→ **PROBLEM DESCRIPTION**
Each line of the material beneath should be duplicated exactly.

→ **DATA**
======

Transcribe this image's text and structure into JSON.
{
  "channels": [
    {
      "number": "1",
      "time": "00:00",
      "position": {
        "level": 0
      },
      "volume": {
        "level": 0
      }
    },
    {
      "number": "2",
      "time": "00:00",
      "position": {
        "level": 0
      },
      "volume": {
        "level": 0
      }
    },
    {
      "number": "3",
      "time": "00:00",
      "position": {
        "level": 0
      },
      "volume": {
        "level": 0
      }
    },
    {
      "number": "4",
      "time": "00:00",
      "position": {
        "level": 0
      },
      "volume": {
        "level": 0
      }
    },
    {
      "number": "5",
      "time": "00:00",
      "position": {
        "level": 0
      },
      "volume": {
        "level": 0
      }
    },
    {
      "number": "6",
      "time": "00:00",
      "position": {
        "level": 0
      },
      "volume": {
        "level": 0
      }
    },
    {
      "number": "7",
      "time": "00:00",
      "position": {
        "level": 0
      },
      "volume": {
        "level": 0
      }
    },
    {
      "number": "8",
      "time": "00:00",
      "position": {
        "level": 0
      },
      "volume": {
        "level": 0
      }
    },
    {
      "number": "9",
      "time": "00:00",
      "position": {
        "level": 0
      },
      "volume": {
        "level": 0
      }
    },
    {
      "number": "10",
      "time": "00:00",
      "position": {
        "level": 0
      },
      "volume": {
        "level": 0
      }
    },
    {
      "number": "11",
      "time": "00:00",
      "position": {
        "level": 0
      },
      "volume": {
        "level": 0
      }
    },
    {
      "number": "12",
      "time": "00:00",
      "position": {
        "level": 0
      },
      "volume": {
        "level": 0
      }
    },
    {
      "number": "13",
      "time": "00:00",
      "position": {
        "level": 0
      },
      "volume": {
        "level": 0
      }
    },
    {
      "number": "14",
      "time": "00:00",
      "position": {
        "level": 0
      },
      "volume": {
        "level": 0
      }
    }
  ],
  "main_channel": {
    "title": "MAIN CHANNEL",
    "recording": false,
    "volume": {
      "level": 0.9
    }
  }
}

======

→ **SOLUTION TO THIS EXERCISE**
Transcribe this image's text and structure into JSON.
{
  "channels": [
    {
      "number": "1",
      "time": "00:00",
      "position": {
        "level": 0
      },
      "volume": {
        "level": 0
      }
    },
    {
      "number": "2",
      "time": "00:00",
      "position": {
        "level": 0
      },
      "volume": {
        "level": 0
      }
    },
    {
      "number": "3",
      "time": "00:00",
      "position": {
        "level": 0
      },
      "volume": {
        "level": 0
      }
    },
    {
      "number": "4",
      "time": "00:00",
      "position": {
        "level": 0
      },
      "volume": {
        "level": 0
      }
    },
    {
      "number": "5",
      "time": "00:00",
      "position": {
        "level": 0
      },
      "volume": {
        "level": 0
      }
    },
    {
      "number": "6",
      "time": "00:00",
      "position": {
        "level": 0
      },
      "volume": {
        "level": 0
      }
    },
    {
      "number": "7",
      "time": "00:00",
      "position": {
        "level": 0
      },
      "volume": {
        "level": 0
      }
    },
    {
      "number": "8",
      "time": "00:00",
      "position": {
        "level": 0
      },
      "volume": {
        "level": 0
      }
    },
    {
      "number": "9",
      "time": "00:00",
      "position": {
        "level": 0
      },
      "volume": {
        "level": 0
      }
    },
    {
      "number": "10",
      "time": "00:00",
      "position": {
        "level": 0
      },
      "volume": {
        "level": 0
      }
    },
    {
      "number": "11",
      "time": "00:00",
      "position": {
        "level": 0
      },
      "volume": {
        "level": 0
      }
    },
    {
      "number": "12",
      "time": "00:00",
      "position": {
        "level": 0
      },
      "volume": {
        "level": 0
      }
    },
    {
      "number": "13",
      "time": "00:00",
      "position": {
        "level": 0
      },
      "volume": {
        "level": 0
      }
    },
    {
      "number": "14",
      "time": "00:00",
      "position": {
        "level": 0
      },
      "volume": {
        "level": 0
      }
    }
  ],
  "main_channel": {
    "title": "MAIN CHANNEL",
    "recording": false,
    "volume": {
      "level": 0.9
    }
  }
}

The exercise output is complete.